Material for this exercise
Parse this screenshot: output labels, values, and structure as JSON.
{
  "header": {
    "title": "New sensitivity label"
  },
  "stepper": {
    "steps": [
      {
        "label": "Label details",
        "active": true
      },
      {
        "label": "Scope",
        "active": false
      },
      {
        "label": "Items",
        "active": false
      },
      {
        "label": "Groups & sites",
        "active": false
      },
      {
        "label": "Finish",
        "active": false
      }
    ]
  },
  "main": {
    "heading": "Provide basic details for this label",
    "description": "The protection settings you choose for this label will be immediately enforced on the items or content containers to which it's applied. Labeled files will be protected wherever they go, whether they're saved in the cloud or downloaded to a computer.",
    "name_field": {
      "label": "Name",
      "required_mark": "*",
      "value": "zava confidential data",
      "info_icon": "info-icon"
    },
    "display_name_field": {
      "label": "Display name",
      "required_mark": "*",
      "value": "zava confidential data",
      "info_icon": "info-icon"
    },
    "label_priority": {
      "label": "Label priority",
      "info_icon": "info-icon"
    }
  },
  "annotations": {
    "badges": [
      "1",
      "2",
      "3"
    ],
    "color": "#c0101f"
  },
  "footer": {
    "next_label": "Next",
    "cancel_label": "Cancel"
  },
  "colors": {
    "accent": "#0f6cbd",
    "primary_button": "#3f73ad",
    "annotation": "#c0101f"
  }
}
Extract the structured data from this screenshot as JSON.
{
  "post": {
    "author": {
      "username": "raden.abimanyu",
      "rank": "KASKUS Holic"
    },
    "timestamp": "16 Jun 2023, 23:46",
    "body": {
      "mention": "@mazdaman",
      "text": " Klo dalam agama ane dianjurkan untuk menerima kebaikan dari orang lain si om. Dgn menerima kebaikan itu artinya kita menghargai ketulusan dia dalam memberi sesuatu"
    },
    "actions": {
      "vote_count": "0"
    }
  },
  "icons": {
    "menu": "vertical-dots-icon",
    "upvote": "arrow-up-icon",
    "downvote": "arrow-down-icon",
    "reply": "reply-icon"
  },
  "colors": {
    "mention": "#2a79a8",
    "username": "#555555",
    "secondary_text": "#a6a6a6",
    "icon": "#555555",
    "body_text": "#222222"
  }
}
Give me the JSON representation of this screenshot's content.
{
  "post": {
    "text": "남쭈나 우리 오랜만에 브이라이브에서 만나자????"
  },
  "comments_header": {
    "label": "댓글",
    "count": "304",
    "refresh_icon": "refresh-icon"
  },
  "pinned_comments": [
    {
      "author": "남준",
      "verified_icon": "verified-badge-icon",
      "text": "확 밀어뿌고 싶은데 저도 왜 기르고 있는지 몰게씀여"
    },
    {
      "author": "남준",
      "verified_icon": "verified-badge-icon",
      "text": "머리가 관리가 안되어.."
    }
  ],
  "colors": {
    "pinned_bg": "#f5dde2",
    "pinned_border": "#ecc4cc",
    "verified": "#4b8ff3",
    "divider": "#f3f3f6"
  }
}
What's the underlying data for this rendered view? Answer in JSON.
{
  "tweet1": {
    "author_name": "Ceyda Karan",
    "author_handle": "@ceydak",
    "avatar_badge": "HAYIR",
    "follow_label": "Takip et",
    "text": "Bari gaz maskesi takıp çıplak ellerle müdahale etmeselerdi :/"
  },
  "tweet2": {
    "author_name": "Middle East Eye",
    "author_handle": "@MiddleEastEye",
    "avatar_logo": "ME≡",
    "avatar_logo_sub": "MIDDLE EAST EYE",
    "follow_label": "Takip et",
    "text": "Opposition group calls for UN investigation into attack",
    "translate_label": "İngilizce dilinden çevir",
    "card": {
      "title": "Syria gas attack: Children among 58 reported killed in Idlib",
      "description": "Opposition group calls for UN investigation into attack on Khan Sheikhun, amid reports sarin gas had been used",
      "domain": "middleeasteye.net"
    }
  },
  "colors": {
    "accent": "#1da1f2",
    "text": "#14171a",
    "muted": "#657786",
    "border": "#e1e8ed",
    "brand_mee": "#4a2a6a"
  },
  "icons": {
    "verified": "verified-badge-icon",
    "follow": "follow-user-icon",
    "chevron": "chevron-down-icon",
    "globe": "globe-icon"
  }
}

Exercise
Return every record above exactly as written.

Task answer
Parse this screenshot: output labels, values, and structure as JSON.
{
  "header": {
    "title": "New sensitivity label"
  },
  "stepper": {
    "steps": [
      {
        "label": "Label details",
        "active": true
      },
      {
        "label": "Scope",
        "active": false
      },
      {
        "label": "Items",
        "active": false
      },
      {
        "label": "Groups & sites",
        "active": false
      },
      {
        "label": "Finish",
        "active": false
      }
    ]
  },
  "main": {
    "heading": "Provide basic details for this label",
    "description": "The protection settings you choose for this label will be immediately enforced on the items or content containers to which it's applied. Labeled files will be protected wherever they go, whether they're saved in the cloud or downloaded to a computer.",
    "name_field": {
      "label": "Name",
      "required_mark": "*",
      "value": "zava confidential data",
      "info_icon": "info-icon"
    },
    "display_name_field": {
      "label": "Display name",
      "required_mark": "*",
      "value": "zava confidential data",
      "info_icon": "info-icon"
    },
    "label_priority": {
      "label": "Label priority",
      "info_icon": "info-icon"
    }
  },
  "annotations": {
    "badges": [
      "1",
      "2",
      "3"
    ],
    "color": "#c0101f"
  },
  "footer": {
    "next_label": "Next",
    "cancel_label": "Cancel"
  },
  "colors": {
    "accent": "#0f6cbd",
    "primary_button": "#3f73ad",
    "annotation": "#c0101f"
  }
}
Extract the structured data from this screenshot as JSON.
{
  "post": {
    "author": {
      "username": "raden.abimanyu",
      "rank": "KASKUS Holic"
    },
    "timestamp": "16 Jun 2023, 23:46",
    "body": {
      "mention": "@mazdaman",
      "text": " Klo dalam agama ane dianjurkan untuk menerima kebaikan dari orang lain si om. Dgn menerima kebaikan itu artinya kita menghargai ketulusan dia dalam memberi sesuatu"
    },
    "actions": {
      "vote_count": "0"
    }
  },
  "icons": {
    "menu": "vertical-dots-icon",
    "upvote": "arrow-up-icon",
    "downvote": "arrow-down-icon",
    "reply": "reply-icon"
  },
  "colors": {
    "mention": "#2a79a8",
    "username": "#555555",
    "secondary_text": "#a6a6a6",
    "icon": "#555555",
    "body_text": "#222222"
  }
}
Give me the JSON representation of this screenshot's content.
{
  "post": {
    "text": "남쭈나 우리 오랜만에 브이라이브에서 만나자????"
  },
  "comments_header": {
    "label": "댓글",
    "count": "304",
    "refresh_icon": "refresh-icon"
  },
  "pinned_comments": [
    {
      "author": "남준",
      "verified_icon": "verified-badge-icon",
      "text": "확 밀어뿌고 싶은데 저도 왜 기르고 있는지 몰게씀여"
    },
    {
      "author": "남준",
      "verified_icon": "verified-badge-icon",
      "text": "머리가 관리가 안되어.."
    }
  ],
  "colors": {
    "pinned_bg": "#f5dde2",
    "pinned_border": "#ecc4cc",
    "verified": "#4b8ff3",
    "divider": "#f3f3f6"
  }
}
What's the underlying data for this rendered view? Answer in JSON.
{
  "tweet1": {
    "author_name": "Ceyda Karan",
    "author_handle": "@ceydak",
    "avatar_badge": "HAYIR",
    "follow_label": "Takip et",
    "text": "Bari gaz maskesi takıp çıplak ellerle müdahale etmeselerdi :/"
  },
  "tweet2": {
    "author_name": "Middle East Eye",
    "author_handle": "@MiddleEastEye",
    "avatar_logo": "ME≡",
    "avatar_logo_sub": "MIDDLE EAST EYE",
    "follow_label": "Takip et",
    "text": "Opposition group calls for UN investigation into attack",
    "translate_label": "İngilizce dilinden çevir",
    "card": {
      "title": "Syria gas attack: Children among 58 reported killed in Idlib",
      "description": "Opposition group calls for UN investigation into attack on Khan Sheikhun, amid reports sarin gas had been used",
      "domain": "middleeasteye.net"
    }
  },
  "colors": {
    "accent": "#1da1f2",
    "text": "#14171a",
    "muted": "#657786",
    "border": "#e1e8ed",
    "brand_mee": "#4a2a6a"
  },
  "icons": {
    "verified": "verified-badge-icon",
    "follow": "follow-user-icon",
    "chevron": "chevron-down-icon",
    "globe": "globe-icon"
  }
}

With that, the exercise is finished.